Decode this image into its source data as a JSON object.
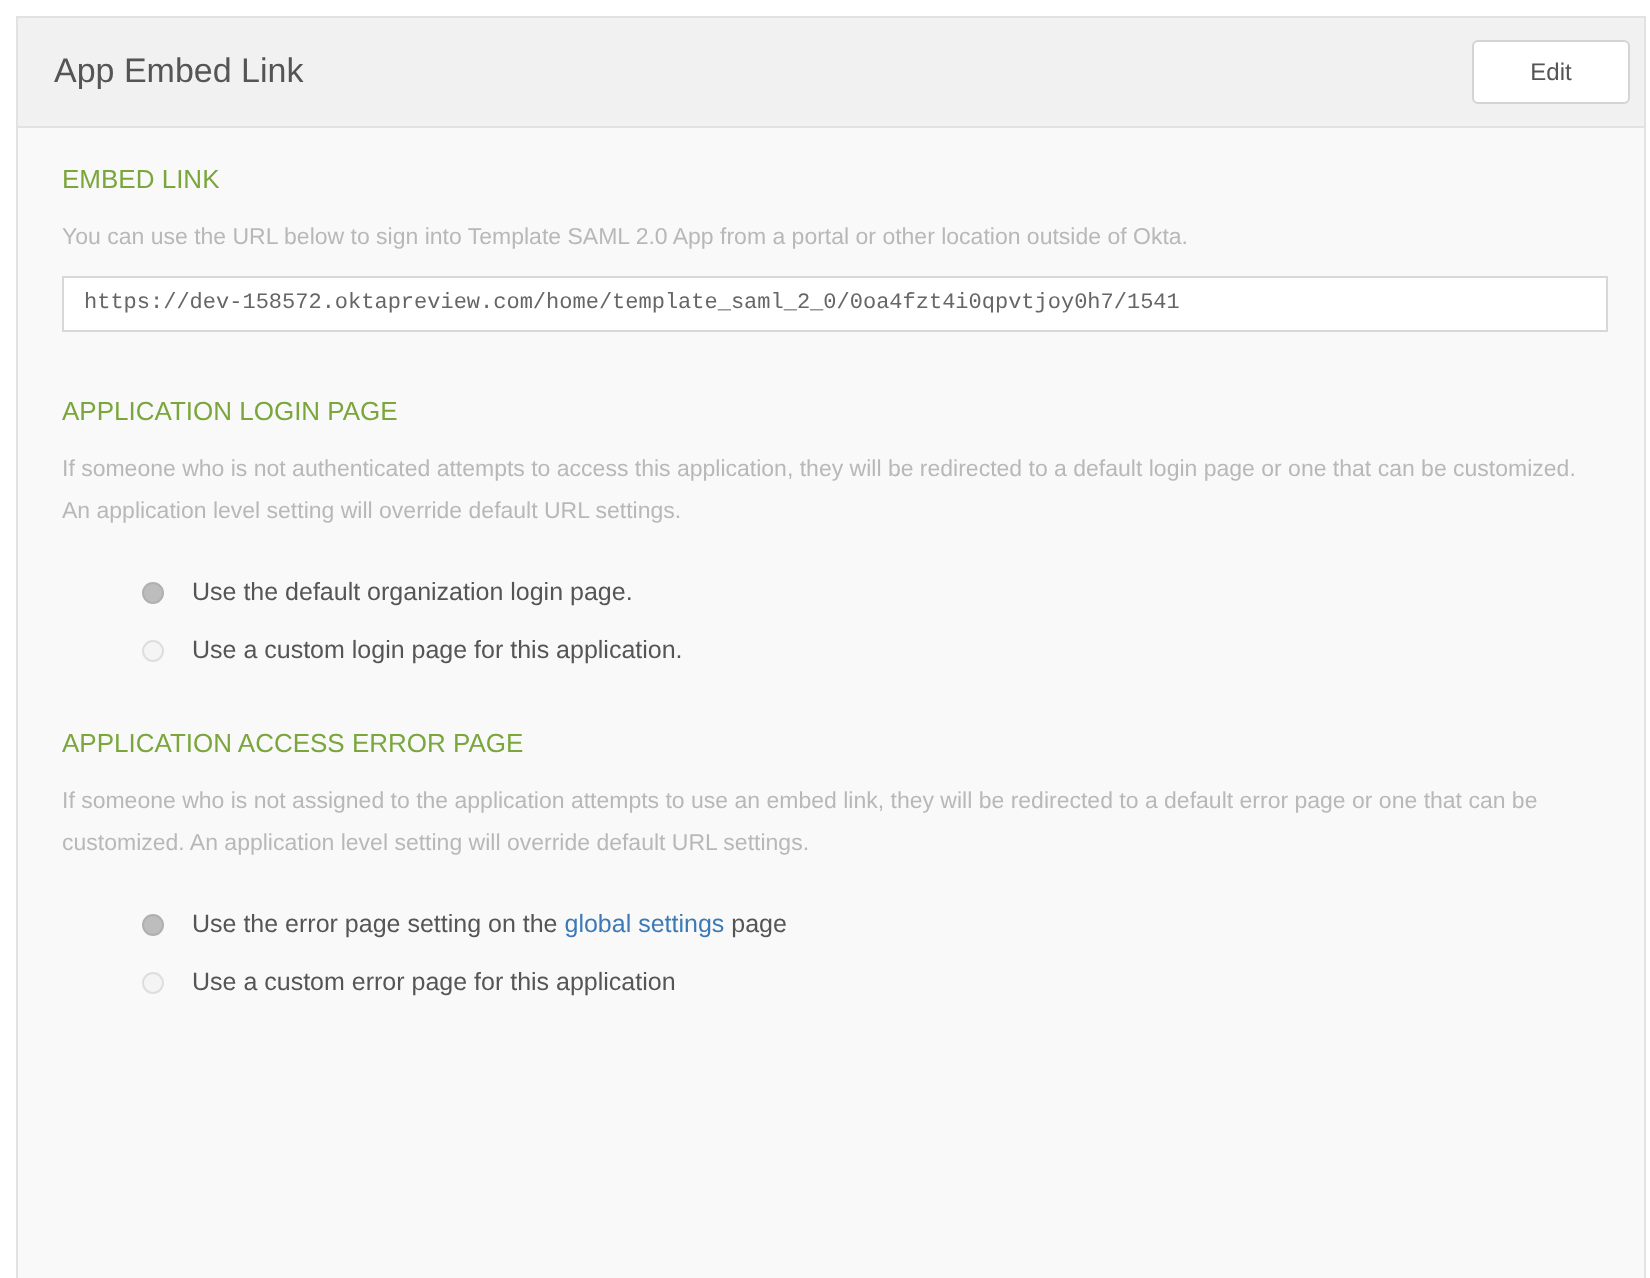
{
  "header": {
    "title": "App Embed Link",
    "button": "Edit"
  },
  "sections": [
    {
      "kind": "link",
      "heading": "EMBED LINK",
      "description": "You can use the URL below to sign into Template SAML 2.0 App from a portal or other location outside of Okta.",
      "value": "https://dev-158572.oktapreview.com/home/template_saml_2_0/0oa4fzt4i0qpvtjoy0h7/1541"
    },
    {
      "kind": "radios",
      "heading": "APPLICATION LOGIN PAGE",
      "description": "If someone who is not authenticated attempts to access this application, they will be redirected to a default login page or one that can be customized. An application level setting will override default URL settings.",
      "options": [
        {
          "label": "Use the default organization login page.",
          "selected": true
        },
        {
          "label": "Use a custom login page for this application.",
          "selected": false
        }
      ]
    },
    {
      "kind": "radios",
      "heading": "APPLICATION ACCESS ERROR PAGE",
      "description": "If someone who is not assigned to the application attempts to use an embed link, they will be redirected to a default error page or one that can be customized. An application level setting will override default URL settings.",
      "options": [
        {
          "label": "Use the error page setting on the",
          "link": "global settings",
          "label_after": "page",
          "selected": true
        },
        {
          "label": "Use a custom error page for this application",
          "selected": false
        }
      ]
    }
  ]
}
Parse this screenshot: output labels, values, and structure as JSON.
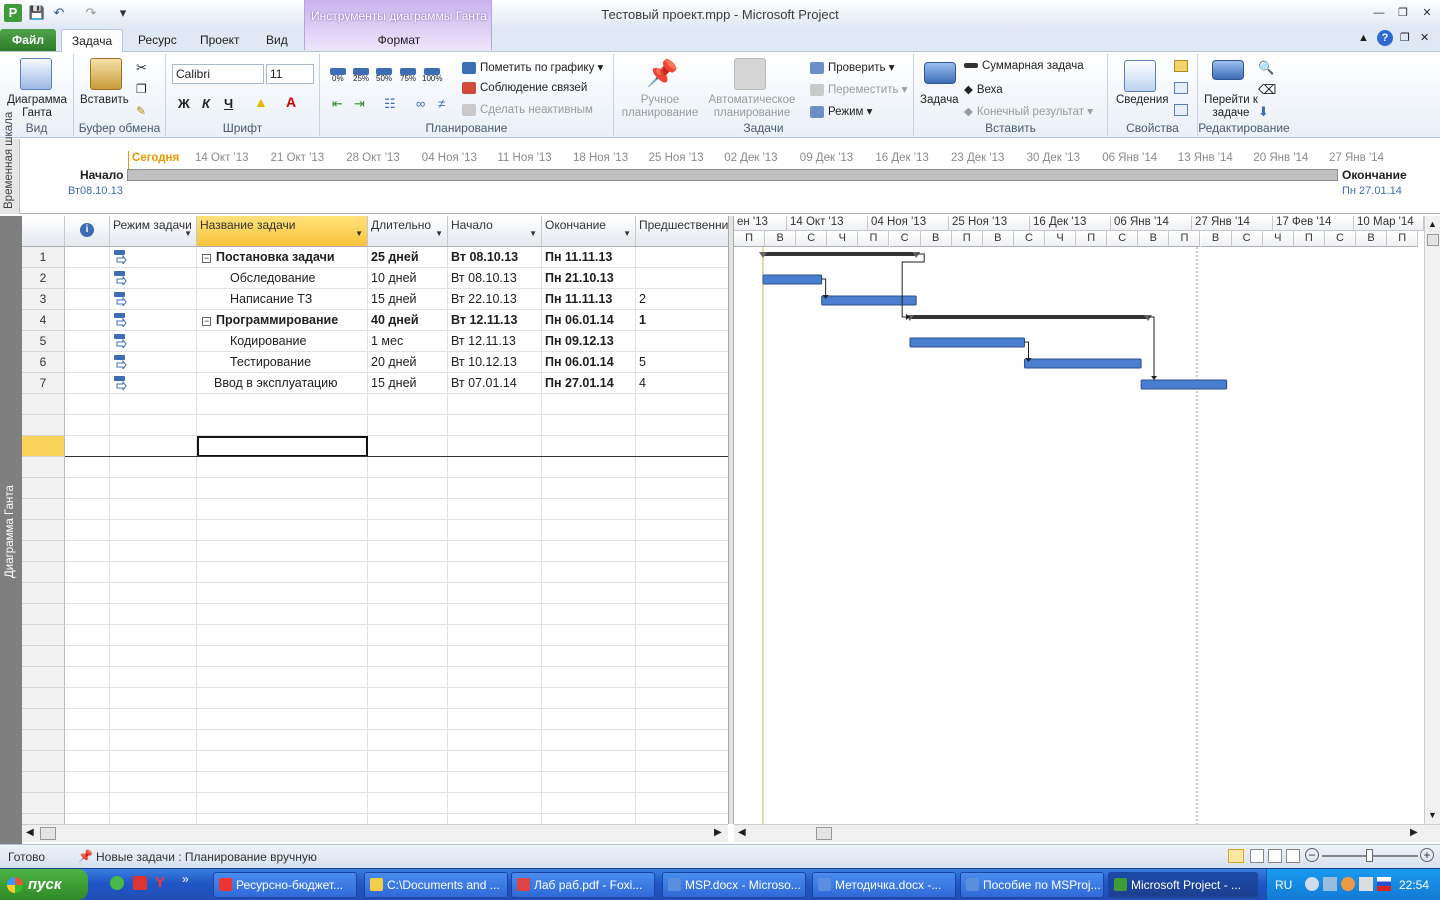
{
  "window": {
    "title": "Тестовый проект.mpp  -  Microsoft Project",
    "context_tab_group": "Инструменты диаграммы Ганта",
    "context_tab": "Формат"
  },
  "tabs": [
    "Файл",
    "Задача",
    "Ресурс",
    "Проект",
    "Вид"
  ],
  "ribbon": {
    "view": {
      "button": "Диаграмма Ганта",
      "label": "Вид"
    },
    "clipboard": {
      "paste": "Вставить",
      "label": "Буфер обмена"
    },
    "font": {
      "family": "Calibri",
      "size": "11",
      "bold": "Ж",
      "italic": "К",
      "underline": "Ч",
      "label": "Шрифт"
    },
    "schedule": {
      "percents": [
        "0%",
        "25%",
        "50%",
        "75%",
        "100%"
      ],
      "mark_on_track": "Пометить по графику",
      "respect_links": "Соблюдение связей",
      "inactivate": "Сделать неактивным",
      "label": "Планирование"
    },
    "tasks": {
      "manual": "Ручное планирование",
      "auto": "Автоматическое планирование",
      "inspect": "Проверить",
      "move": "Переместить",
      "mode": "Режим",
      "label": "Задачи"
    },
    "insert": {
      "task": "Задача",
      "summary": "Суммарная задача",
      "milestone": "Веха",
      "deliverable": "Конечный результат",
      "label": "Вставить"
    },
    "properties": {
      "info": "Сведения",
      "label": "Свойства"
    },
    "editing": {
      "goto": "Перейти к задаче",
      "label": "Редактирование"
    }
  },
  "timeline": {
    "side_label": "Временная шкала",
    "today": "Сегодня",
    "dates": [
      "14 Окт '13",
      "21 Окт '13",
      "28 Окт '13",
      "04 Ноя '13",
      "11 Ноя '13",
      "18 Ноя '13",
      "25 Ноя '13",
      "02 Дек '13",
      "09 Дек '13",
      "16 Дек '13",
      "23 Дек '13",
      "30 Дек '13",
      "06 Янв '14",
      "13 Янв '14",
      "20 Янв '14",
      "27 Янв '14"
    ],
    "start_label": "Начало",
    "start_date": "Вт08.10.13",
    "finish_label": "Окончание",
    "finish_date": "Пн 27.01.14"
  },
  "gantt_side_label": "Диаграмма Ганта",
  "columns": {
    "mode": "Режим задачи",
    "name": "Название задачи",
    "duration": "Длительно",
    "start": "Начало",
    "finish": "Окончание",
    "pred": "Предшественни"
  },
  "tasks": [
    {
      "id": "1",
      "name": "Постановка задачи",
      "duration": "25 дней",
      "start": "Вт 08.10.13",
      "finish": "Пн 11.11.13",
      "pred": "",
      "summary": true
    },
    {
      "id": "2",
      "name": "Обследование",
      "duration": "10 дней",
      "start": "Вт 08.10.13",
      "finish": "Пн 21.10.13",
      "pred": "",
      "summary": false
    },
    {
      "id": "3",
      "name": "Написание ТЗ",
      "duration": "15 дней",
      "start": "Вт 22.10.13",
      "finish": "Пн 11.11.13",
      "pred": "2",
      "summary": false
    },
    {
      "id": "4",
      "name": "Программирование",
      "duration": "40 дней",
      "start": "Вт 12.11.13",
      "finish": "Пн 06.01.14",
      "pred": "1",
      "summary": true
    },
    {
      "id": "5",
      "name": "Кодирование",
      "duration": "1 мес",
      "start": "Вт 12.11.13",
      "finish": "Пн 09.12.13",
      "pred": "",
      "summary": false
    },
    {
      "id": "6",
      "name": "Тестирование",
      "duration": "20 дней",
      "start": "Вт 10.12.13",
      "finish": "Пн 06.01.14",
      "pred": "5",
      "summary": false
    },
    {
      "id": "7",
      "name": "Ввод в эксплуатацию",
      "duration": "15 дней",
      "start": "Вт 07.01.14",
      "finish": "Пн 27.01.14",
      "pred": "4",
      "summary": false
    }
  ],
  "chart": {
    "top_scale": [
      "ен '13",
      "14 Окт '13",
      "04 Ноя '13",
      "25 Ноя '13",
      "16 Дек '13",
      "06 Янв '14",
      "27 Янв '14",
      "17 Фев '14",
      "10 Мар '14"
    ],
    "bottom_scale": [
      "П",
      "В",
      "С",
      "Ч",
      "П",
      "С",
      "В",
      "П",
      "В",
      "С",
      "Ч",
      "П",
      "С",
      "В",
      "П",
      "В",
      "С",
      "Ч",
      "П",
      "С",
      "В",
      "П"
    ],
    "bars": [
      {
        "row": 1,
        "from": 0.0,
        "to": 0.222,
        "type": "summary"
      },
      {
        "row": 2,
        "from": 0.0,
        "to": 0.085,
        "type": "task"
      },
      {
        "row": 3,
        "from": 0.085,
        "to": 0.222,
        "type": "task"
      },
      {
        "row": 4,
        "from": 0.213,
        "to": 0.558,
        "type": "summary"
      },
      {
        "row": 5,
        "from": 0.213,
        "to": 0.379,
        "type": "task"
      },
      {
        "row": 6,
        "from": 0.379,
        "to": 0.548,
        "type": "task"
      },
      {
        "row": 7,
        "from": 0.548,
        "to": 0.672,
        "type": "task"
      }
    ]
  },
  "status": {
    "ready": "Готово",
    "new_tasks": "Новые задачи : Планирование вручную"
  },
  "taskbar": {
    "start": "пуск",
    "buttons": [
      "Ресурсно-бюджет...",
      "C:\\Documents and ...",
      "Лаб раб.pdf - Foxi...",
      "MSP.docx - Microso...",
      "Методичка.docx -...",
      "Пособие по MSProj...",
      "Microsoft Project - ..."
    ],
    "lang": "RU",
    "clock": "22:54"
  },
  "colors": {
    "bar": "#4a7fcf",
    "summary": "#333333",
    "selected_header": "#f8c33b",
    "file_tab": "#2c7a28"
  }
}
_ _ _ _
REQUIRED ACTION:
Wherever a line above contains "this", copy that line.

REPLY:
Decode this image into its source data as a JSON object.
      "description": "If someone who is not authenticated attempts to access this application, they will be redirected to a default login page or one that can be customized. An application level setting will override default URL settings.",
          "label": "Use a custom login page for this application.",
          "label": "Use a custom error page for this application",
Parse this screenshot: output labels, values, and structure as JSON.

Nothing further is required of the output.